* **YOUR INSTRUCTIONS**: Wherever a line below holds the word "Product", copy that line.

* **RECORD EXCERPTS**:
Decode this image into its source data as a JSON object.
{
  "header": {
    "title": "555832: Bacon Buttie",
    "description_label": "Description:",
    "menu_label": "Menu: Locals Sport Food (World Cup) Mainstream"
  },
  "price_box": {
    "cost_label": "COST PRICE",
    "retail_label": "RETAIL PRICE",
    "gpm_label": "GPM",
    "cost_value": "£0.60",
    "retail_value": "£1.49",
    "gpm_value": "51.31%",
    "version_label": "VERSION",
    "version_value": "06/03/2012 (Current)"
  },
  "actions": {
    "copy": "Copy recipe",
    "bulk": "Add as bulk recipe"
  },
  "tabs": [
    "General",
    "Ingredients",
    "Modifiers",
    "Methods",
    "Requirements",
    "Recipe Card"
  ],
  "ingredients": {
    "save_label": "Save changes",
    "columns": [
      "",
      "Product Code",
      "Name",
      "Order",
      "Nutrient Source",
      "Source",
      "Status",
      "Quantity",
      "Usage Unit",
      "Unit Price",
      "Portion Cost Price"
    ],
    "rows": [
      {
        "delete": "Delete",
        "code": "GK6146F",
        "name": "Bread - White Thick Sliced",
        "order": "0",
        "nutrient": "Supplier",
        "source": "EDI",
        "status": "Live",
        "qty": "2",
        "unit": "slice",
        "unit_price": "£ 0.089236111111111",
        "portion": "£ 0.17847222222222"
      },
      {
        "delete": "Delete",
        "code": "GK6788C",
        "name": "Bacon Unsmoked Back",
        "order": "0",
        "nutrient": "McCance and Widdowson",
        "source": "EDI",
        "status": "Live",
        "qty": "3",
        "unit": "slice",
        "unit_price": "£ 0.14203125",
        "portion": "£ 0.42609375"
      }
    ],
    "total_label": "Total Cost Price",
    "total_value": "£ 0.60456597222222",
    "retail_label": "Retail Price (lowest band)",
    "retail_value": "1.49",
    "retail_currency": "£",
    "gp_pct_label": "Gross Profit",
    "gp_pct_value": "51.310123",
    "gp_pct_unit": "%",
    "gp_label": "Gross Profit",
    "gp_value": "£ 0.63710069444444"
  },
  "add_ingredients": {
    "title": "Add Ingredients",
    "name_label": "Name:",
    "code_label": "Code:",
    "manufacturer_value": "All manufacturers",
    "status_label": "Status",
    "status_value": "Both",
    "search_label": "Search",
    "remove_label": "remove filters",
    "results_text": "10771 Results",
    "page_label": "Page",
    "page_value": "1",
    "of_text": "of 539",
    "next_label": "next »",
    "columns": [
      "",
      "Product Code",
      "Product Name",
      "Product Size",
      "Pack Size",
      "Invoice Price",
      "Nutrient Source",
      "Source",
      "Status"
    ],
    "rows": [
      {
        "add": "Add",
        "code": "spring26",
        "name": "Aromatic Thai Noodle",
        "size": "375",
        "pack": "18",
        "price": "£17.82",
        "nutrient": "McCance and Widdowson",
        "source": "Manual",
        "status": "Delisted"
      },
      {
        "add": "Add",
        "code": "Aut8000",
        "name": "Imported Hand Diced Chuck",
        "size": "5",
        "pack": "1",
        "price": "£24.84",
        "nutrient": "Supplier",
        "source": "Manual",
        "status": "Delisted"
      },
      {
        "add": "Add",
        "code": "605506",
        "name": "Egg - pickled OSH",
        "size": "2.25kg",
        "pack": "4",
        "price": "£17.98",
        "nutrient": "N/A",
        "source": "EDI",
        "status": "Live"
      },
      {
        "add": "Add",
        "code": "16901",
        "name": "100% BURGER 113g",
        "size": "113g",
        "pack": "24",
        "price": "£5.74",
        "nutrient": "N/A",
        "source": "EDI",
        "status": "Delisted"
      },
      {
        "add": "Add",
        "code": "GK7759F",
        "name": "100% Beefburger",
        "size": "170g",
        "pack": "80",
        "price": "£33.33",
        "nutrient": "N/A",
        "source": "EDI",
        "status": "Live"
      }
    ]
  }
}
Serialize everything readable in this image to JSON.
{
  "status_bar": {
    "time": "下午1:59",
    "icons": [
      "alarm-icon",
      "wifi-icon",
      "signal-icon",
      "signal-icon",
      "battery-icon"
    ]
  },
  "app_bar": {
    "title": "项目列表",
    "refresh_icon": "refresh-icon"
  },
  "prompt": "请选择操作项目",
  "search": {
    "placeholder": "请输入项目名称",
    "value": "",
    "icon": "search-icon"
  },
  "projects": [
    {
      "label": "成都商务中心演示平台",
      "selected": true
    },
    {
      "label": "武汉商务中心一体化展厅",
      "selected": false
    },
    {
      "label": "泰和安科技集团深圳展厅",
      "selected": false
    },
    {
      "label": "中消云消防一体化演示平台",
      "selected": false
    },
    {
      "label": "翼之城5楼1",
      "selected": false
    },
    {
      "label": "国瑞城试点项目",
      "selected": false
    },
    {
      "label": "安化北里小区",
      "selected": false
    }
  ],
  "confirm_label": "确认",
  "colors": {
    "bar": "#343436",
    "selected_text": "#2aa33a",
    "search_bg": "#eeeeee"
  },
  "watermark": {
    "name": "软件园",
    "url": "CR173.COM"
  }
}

* **RESPONSE TO THIS EXERCISE**:
      "Product Code",
      "Product Code",
      "Product Name",
      "Product Size",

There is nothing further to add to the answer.